Vacating a Board order adopting an Administrative Law Judge’s decision holding that an employer violated Sections 8(a)(1) and (5) of the National Labor Relations Act by ceasing to pay longevity pay under a collective bargaining agreement between the employer and the union representing its employees, the U.S. Court of Appeals for the D.C. Circuit has held that Acting General Counsel Lafe Solomon could not have lawfully delegated authority to an NLRB Regional Director to issue the underlying unfair labor practice complaint against Southwest Ambulance because Mr. Solomon, at the time, was not lawfully appointed as the Board’s Acting General Counsel. SW General, Inc. v. National Labor Relations Board, No. 14-1107, 2015 U.S. App. LEXIS 13812 (D.C. Cir. Aug. 7, 2015).

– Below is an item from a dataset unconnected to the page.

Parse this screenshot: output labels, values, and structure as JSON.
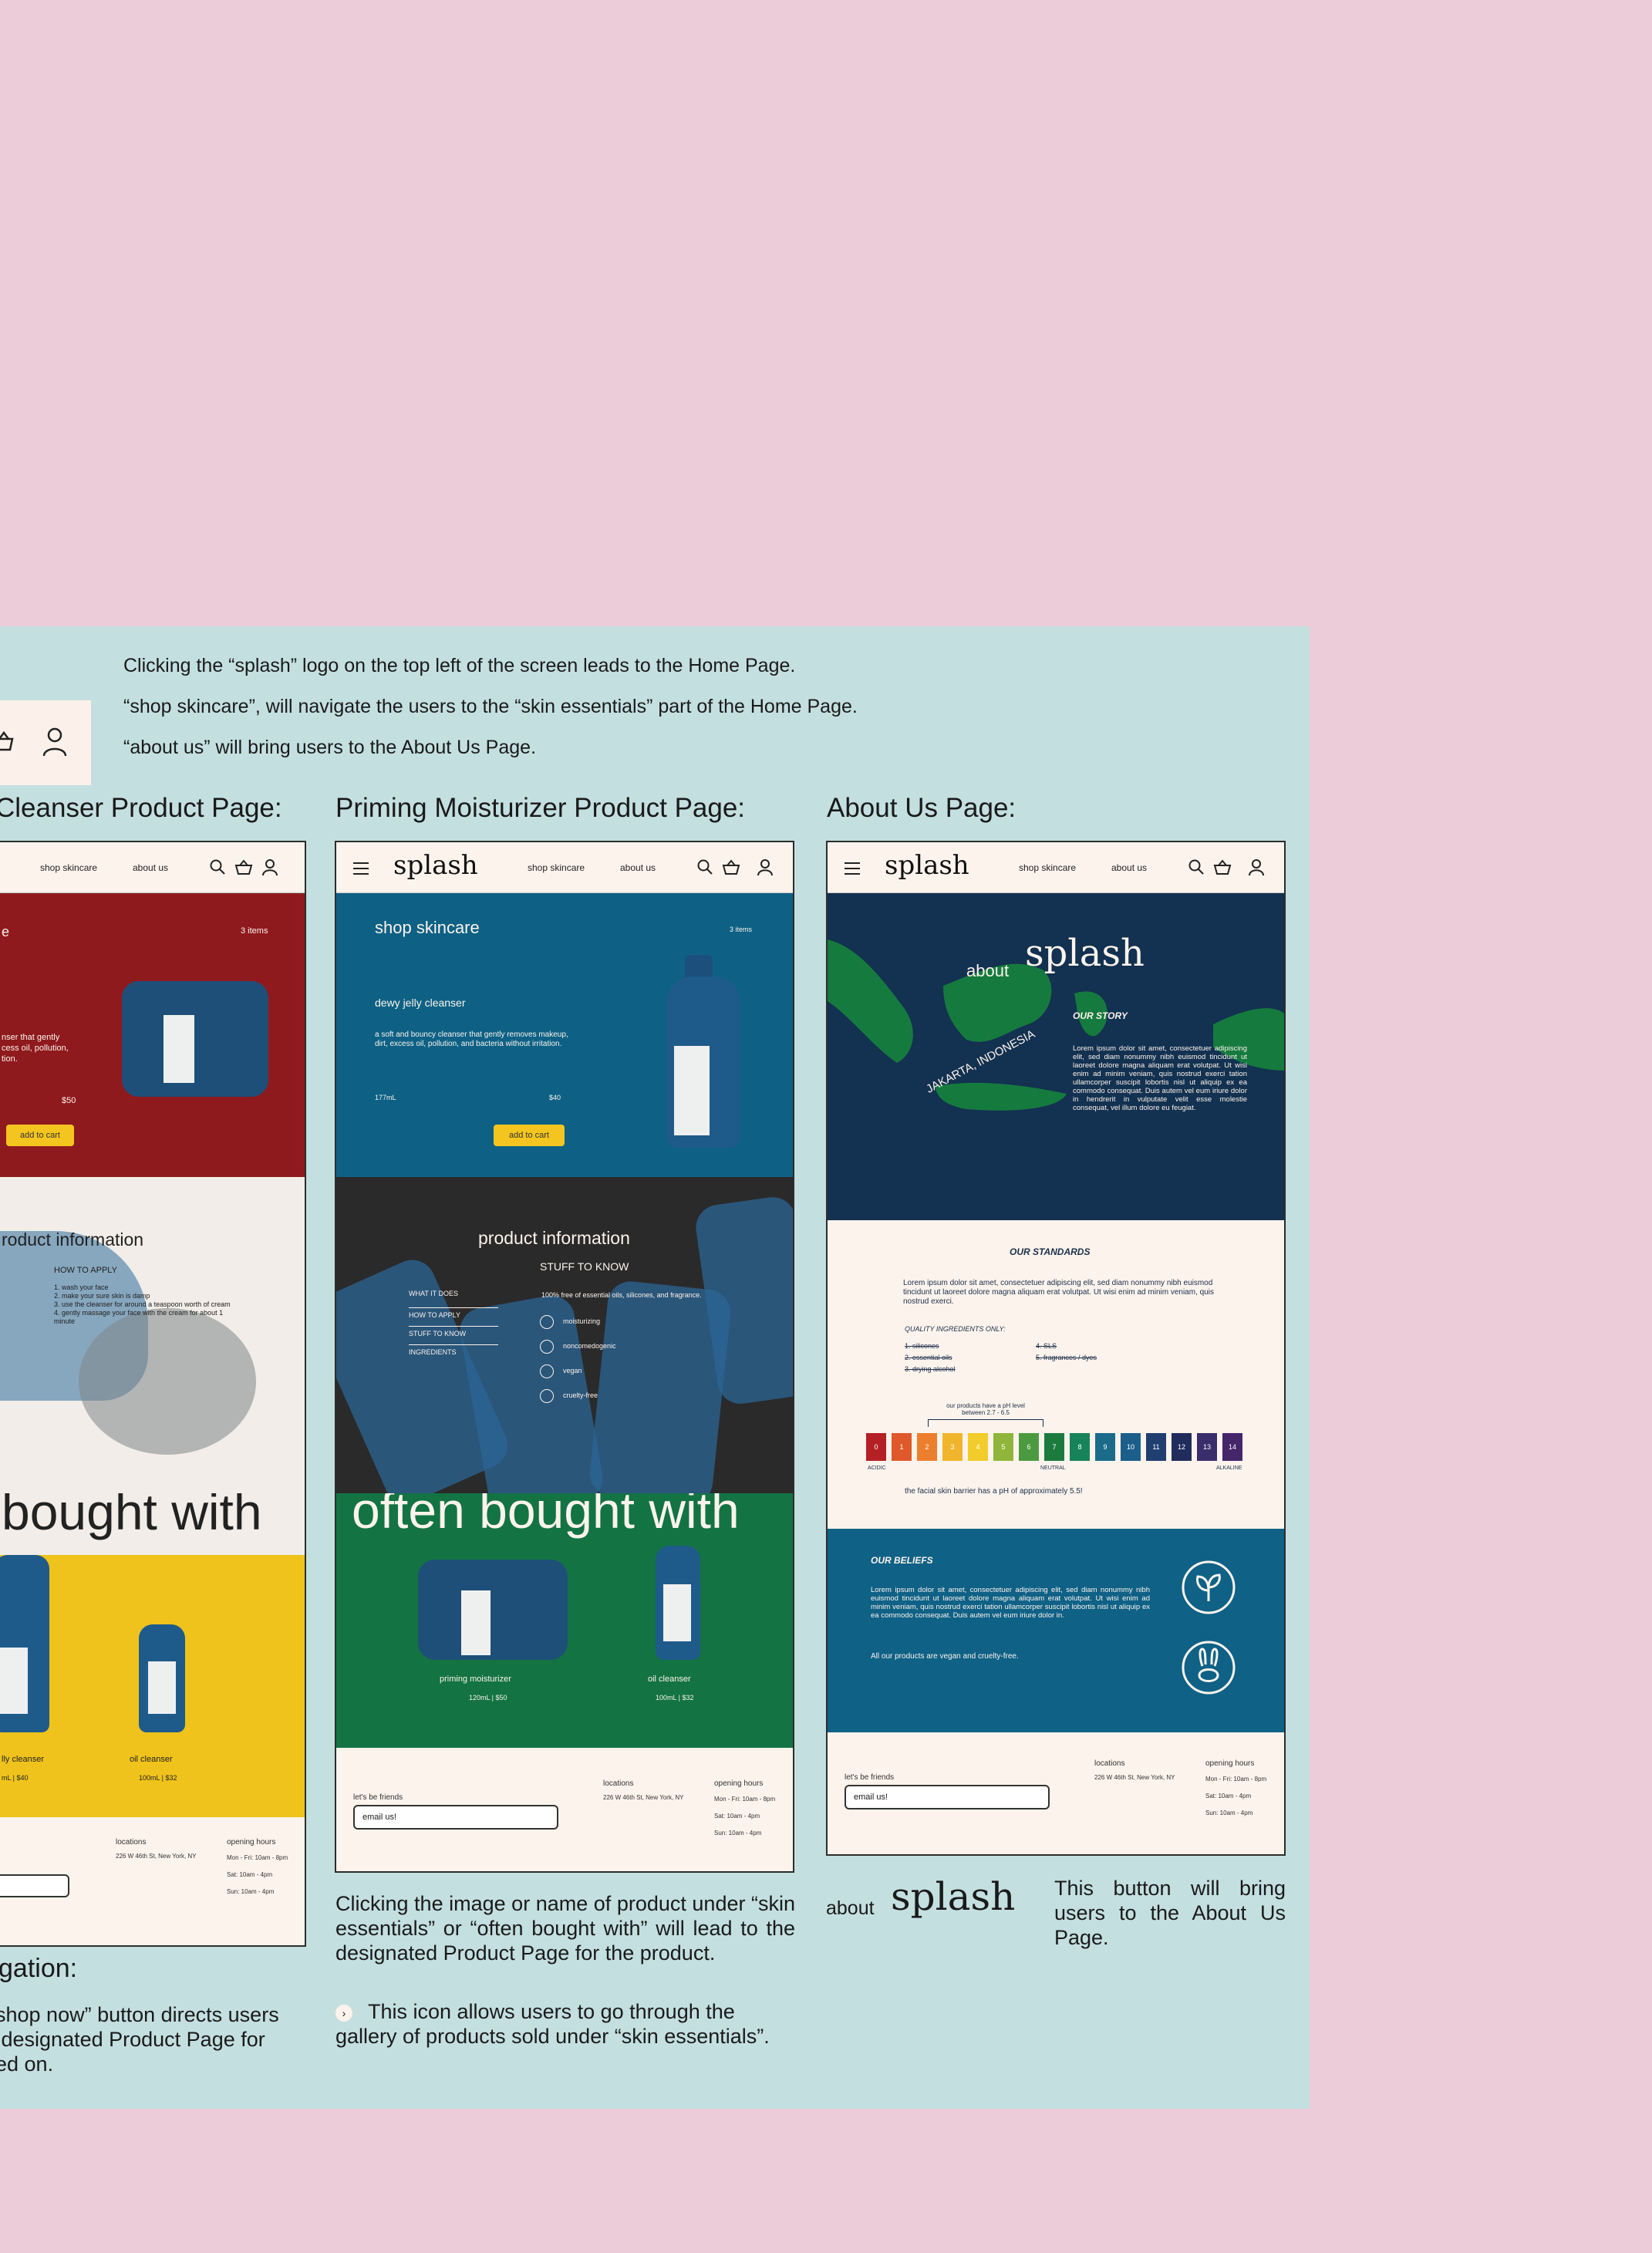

The union had filed an unfair labor practice charge against Southwest alleging Southwest unlawfully (under the NLRA) had unilaterally discontinued paying longevity payments called for under the parties’ collective bargaining agreement. Pursuant to a delegation of authority from Mr. Solomon, an NLRB Regional Director issued an unfair labor practice complaint against Southwest. An NLRB Administrative Law Judge found that Southwest’s unilateral action was unlawful. Southwest appealed to the Board. It alleged, as one of its exceptions to the ALJ’s decision, that Mr. Solomon was serving as Acting General Counsel in violation of the Federal Vacancies Reform Act when the complaint issued.

President Barack Obama appointed Mr. Solomon to the position of Acting General Counsel pursuant to the FVRA on June 21, 2010. On January 5, 2011 and May 24, 2013, President Obama submitted and resubmitted Solomon’s nomination to be General Counsel. Solomon’s nomination ultimately was withdrawn and Richard Griffin became General Counsel on November 5, 2013.

Southwest argued that, under the FVRA, Solomon could not serve as Acting General Counsel once President Obama nominated him (in January, 2011) to be General Counsel. Southwest noted that the FVRA prohibited Solomon from serving both as Acting General Counsel and the “permanent nominee” unless Solomon previously served as the “first assistant” to the General Counsel for 90 of the previous 365 days or he was confirmed by the Senate to be the first assistant. According to Southwest, because Mr. Solomon did not serve as the first assistant at any point during the year preceding his appointment as Acting General Counsel, his appointment was invalid. The Board nevertheless upheld the ALJ’s violation finding, and Southwest sought judicial review.

The Court agreed with Southwest, finding the FVRA prevented Mr. Solomon from serving as Acting General Counsel at the time the unfair labor practice complaint issued against Southwest. In reaching this finding, the Court explained that Mr. Solomon served in violation of the FVRA from January 5, 2011, to November 4, 2013. However, it warned that other challengers might not meet with the same success. The Court noted that “this case is not Son of Noel Canning and we do not expect it to retroactively undermine a host of NLRB decisions.” Mr. Solomon’s unlawful appointment was raised by Southwest as an exception “to the ALJ’s decision as a defense to an ongoing enforcement proceeding[,]” and therefore, the Court cautioned, it doubted whether “an employer that failed to timely raise an FVRA objection—regardless whether enforcement proceedings are ongoing or concluded—w[ould] enjoy the same success [as Southwest].”